Work task ->
Nothing but a full, exact copy of the data is needed.

Given entries ->

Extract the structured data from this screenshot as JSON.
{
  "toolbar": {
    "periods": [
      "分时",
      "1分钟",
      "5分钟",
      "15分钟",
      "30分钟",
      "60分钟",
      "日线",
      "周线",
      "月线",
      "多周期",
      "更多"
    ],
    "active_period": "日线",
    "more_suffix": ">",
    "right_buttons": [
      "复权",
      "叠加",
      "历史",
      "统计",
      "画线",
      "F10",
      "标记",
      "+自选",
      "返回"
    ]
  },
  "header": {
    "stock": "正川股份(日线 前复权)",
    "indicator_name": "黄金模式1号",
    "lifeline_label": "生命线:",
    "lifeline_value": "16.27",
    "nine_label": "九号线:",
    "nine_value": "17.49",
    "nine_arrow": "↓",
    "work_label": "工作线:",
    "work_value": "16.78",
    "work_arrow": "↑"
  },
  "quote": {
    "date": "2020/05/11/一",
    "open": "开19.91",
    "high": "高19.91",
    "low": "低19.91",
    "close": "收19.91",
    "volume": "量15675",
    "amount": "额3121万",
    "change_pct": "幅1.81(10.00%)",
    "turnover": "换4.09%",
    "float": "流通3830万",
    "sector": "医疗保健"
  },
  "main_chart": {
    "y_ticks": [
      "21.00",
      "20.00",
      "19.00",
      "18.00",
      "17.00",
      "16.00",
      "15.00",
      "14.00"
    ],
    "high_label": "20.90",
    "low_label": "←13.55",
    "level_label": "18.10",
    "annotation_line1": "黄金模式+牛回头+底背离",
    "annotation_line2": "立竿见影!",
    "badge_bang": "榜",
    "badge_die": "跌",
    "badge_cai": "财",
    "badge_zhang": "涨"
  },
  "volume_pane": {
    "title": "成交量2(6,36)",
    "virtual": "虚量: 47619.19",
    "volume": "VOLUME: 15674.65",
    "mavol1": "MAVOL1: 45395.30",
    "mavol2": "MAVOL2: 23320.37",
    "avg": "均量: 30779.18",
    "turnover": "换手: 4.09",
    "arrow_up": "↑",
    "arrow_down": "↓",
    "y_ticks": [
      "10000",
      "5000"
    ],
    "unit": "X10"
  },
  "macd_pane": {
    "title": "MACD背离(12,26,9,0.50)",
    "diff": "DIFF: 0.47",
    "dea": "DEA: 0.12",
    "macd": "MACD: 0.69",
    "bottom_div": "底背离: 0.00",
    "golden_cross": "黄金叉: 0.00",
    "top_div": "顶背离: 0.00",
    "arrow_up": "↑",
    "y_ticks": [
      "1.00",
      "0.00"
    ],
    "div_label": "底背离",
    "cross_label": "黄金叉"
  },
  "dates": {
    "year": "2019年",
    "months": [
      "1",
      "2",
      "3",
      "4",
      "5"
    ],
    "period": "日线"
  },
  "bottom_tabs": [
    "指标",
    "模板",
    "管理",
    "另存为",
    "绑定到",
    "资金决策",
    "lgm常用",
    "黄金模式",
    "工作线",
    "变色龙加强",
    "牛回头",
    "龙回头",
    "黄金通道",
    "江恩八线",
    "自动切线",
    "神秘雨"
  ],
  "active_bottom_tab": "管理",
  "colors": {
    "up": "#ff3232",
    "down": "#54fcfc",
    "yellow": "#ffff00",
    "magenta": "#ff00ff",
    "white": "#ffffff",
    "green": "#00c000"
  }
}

Answer for this exercise ->
Extract the structured data from this screenshot as JSON.
{
  "toolbar": {
    "periods": [
      "分时",
      "1分钟",
      "5分钟",
      "15分钟",
      "30分钟",
      "60分钟",
      "日线",
      "周线",
      "月线",
      "多周期",
      "更多"
    ],
    "active_period": "日线",
    "more_suffix": ">",
    "right_buttons": [
      "复权",
      "叠加",
      "历史",
      "统计",
      "画线",
      "F10",
      "标记",
      "+自选",
      "返回"
    ]
  },
  "header": {
    "stock": "正川股份(日线 前复权)",
    "indicator_name": "黄金模式1号",
    "lifeline_label": "生命线:",
    "lifeline_value": "16.27",
    "nine_label": "九号线:",
    "nine_value": "17.49",
    "nine_arrow": "↓",
    "work_label": "工作线:",
    "work_value": "16.78",
    "work_arrow": "↑"
  },
  "quote": {
    "date": "2020/05/11/一",
    "open": "开19.91",
    "high": "高19.91",
    "low": "低19.91",
    "close": "收19.91",
    "volume": "量15675",
    "amount": "额3121万",
    "change_pct": "幅1.81(10.00%)",
    "turnover": "换4.09%",
    "float": "流通3830万",
    "sector": "医疗保健"
  },
  "main_chart": {
    "y_ticks": [
      "21.00",
      "20.00",
      "19.00",
      "18.00",
      "17.00",
      "16.00",
      "15.00",
      "14.00"
    ],
    "high_label": "20.90",
    "low_label": "←13.55",
    "level_label": "18.10",
    "annotation_line1": "黄金模式+牛回头+底背离",
    "annotation_line2": "立竿见影!",
    "badge_bang": "榜",
    "badge_die": "跌",
    "badge_cai": "财",
    "badge_zhang": "涨"
  },
  "volume_pane": {
    "title": "成交量2(6,36)",
    "virtual": "虚量: 47619.19",
    "volume": "VOLUME: 15674.65",
    "mavol1": "MAVOL1: 45395.30",
    "mavol2": "MAVOL2: 23320.37",
    "avg": "均量: 30779.18",
    "turnover": "换手: 4.09",
    "arrow_up": "↑",
    "arrow_down": "↓",
    "y_ticks": [
      "10000",
      "5000"
    ],
    "unit": "X10"
  },
  "macd_pane": {
    "title": "MACD背离(12,26,9,0.50)",
    "diff": "DIFF: 0.47",
    "dea": "DEA: 0.12",
    "macd": "MACD: 0.69",
    "bottom_div": "底背离: 0.00",
    "golden_cross": "黄金叉: 0.00",
    "top_div": "顶背离: 0.00",
    "arrow_up": "↑",
    "y_ticks": [
      "1.00",
      "0.00"
    ],
    "div_label": "底背离",
    "cross_label": "黄金叉"
  },
  "dates": {
    "year": "2019年",
    "months": [
      "1",
      "2",
      "3",
      "4",
      "5"
    ],
    "period": "日线"
  },
  "bottom_tabs": [
    "指标",
    "模板",
    "管理",
    "另存为",
    "绑定到",
    "资金决策",
    "lgm常用",
    "黄金模式",
    "工作线",
    "变色龙加强",
    "牛回头",
    "龙回头",
    "黄金通道",
    "江恩八线",
    "自动切线",
    "神秘雨"
  ],
  "active_bottom_tab": "管理",
  "colors": {
    "up": "#ff3232",
    "down": "#54fcfc",
    "yellow": "#ffff00",
    "magenta": "#ff00ff",
    "white": "#ffffff",
    "green": "#00c000"
  }
}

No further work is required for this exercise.